Data provided: Begin
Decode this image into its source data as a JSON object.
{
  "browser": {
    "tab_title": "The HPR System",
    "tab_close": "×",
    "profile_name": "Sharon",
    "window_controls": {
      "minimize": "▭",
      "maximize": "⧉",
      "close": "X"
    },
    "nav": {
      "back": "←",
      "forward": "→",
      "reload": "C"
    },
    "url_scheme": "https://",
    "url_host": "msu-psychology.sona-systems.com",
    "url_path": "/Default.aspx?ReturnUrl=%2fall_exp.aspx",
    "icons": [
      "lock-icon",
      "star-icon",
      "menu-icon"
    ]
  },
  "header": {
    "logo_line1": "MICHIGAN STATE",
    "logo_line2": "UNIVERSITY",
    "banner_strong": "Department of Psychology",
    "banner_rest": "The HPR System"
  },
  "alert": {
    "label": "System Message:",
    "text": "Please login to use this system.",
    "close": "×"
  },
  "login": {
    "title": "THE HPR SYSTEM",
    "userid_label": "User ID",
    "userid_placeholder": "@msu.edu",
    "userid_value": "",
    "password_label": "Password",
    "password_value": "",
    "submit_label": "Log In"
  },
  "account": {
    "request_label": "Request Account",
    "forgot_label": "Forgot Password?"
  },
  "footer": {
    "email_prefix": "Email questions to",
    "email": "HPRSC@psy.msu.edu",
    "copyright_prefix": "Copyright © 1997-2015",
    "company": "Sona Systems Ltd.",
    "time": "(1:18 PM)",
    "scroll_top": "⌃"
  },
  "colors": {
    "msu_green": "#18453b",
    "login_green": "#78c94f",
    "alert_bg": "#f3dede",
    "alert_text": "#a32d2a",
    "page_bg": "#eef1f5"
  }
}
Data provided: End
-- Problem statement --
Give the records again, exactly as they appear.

-- Task output --
Decode this image into its source data as a JSON object.
{
  "browser": {
    "tab_title": "The HPR System",
    "tab_close": "×",
    "profile_name": "Sharon",
    "window_controls": {
      "minimize": "▭",
      "maximize": "⧉",
      "close": "X"
    },
    "nav": {
      "back": "←",
      "forward": "→",
      "reload": "C"
    },
    "url_scheme": "https://",
    "url_host": "msu-psychology.sona-systems.com",
    "url_path": "/Default.aspx?ReturnUrl=%2fall_exp.aspx",
    "icons": [
      "lock-icon",
      "star-icon",
      "menu-icon"
    ]
  },
  "header": {
    "logo_line1": "MICHIGAN STATE",
    "logo_line2": "UNIVERSITY",
    "banner_strong": "Department of Psychology",
    "banner_rest": "The HPR System"
  },
  "alert": {
    "label": "System Message:",
    "text": "Please login to use this system.",
    "close": "×"
  },
  "login": {
    "title": "THE HPR SYSTEM",
    "userid_label": "User ID",
    "userid_placeholder": "@msu.edu",
    "userid_value": "",
    "password_label": "Password",
    "password_value": "",
    "submit_label": "Log In"
  },
  "account": {
    "request_label": "Request Account",
    "forgot_label": "Forgot Password?"
  },
  "footer": {
    "email_prefix": "Email questions to",
    "email": "HPRSC@psy.msu.edu",
    "copyright_prefix": "Copyright © 1997-2015",
    "company": "Sona Systems Ltd.",
    "time": "(1:18 PM)",
    "scroll_top": "⌃"
  },
  "colors": {
    "msu_green": "#18453b",
    "login_green": "#78c94f",
    "alert_bg": "#f3dede",
    "alert_text": "#a32d2a",
    "page_bg": "#eef1f5"
  }
}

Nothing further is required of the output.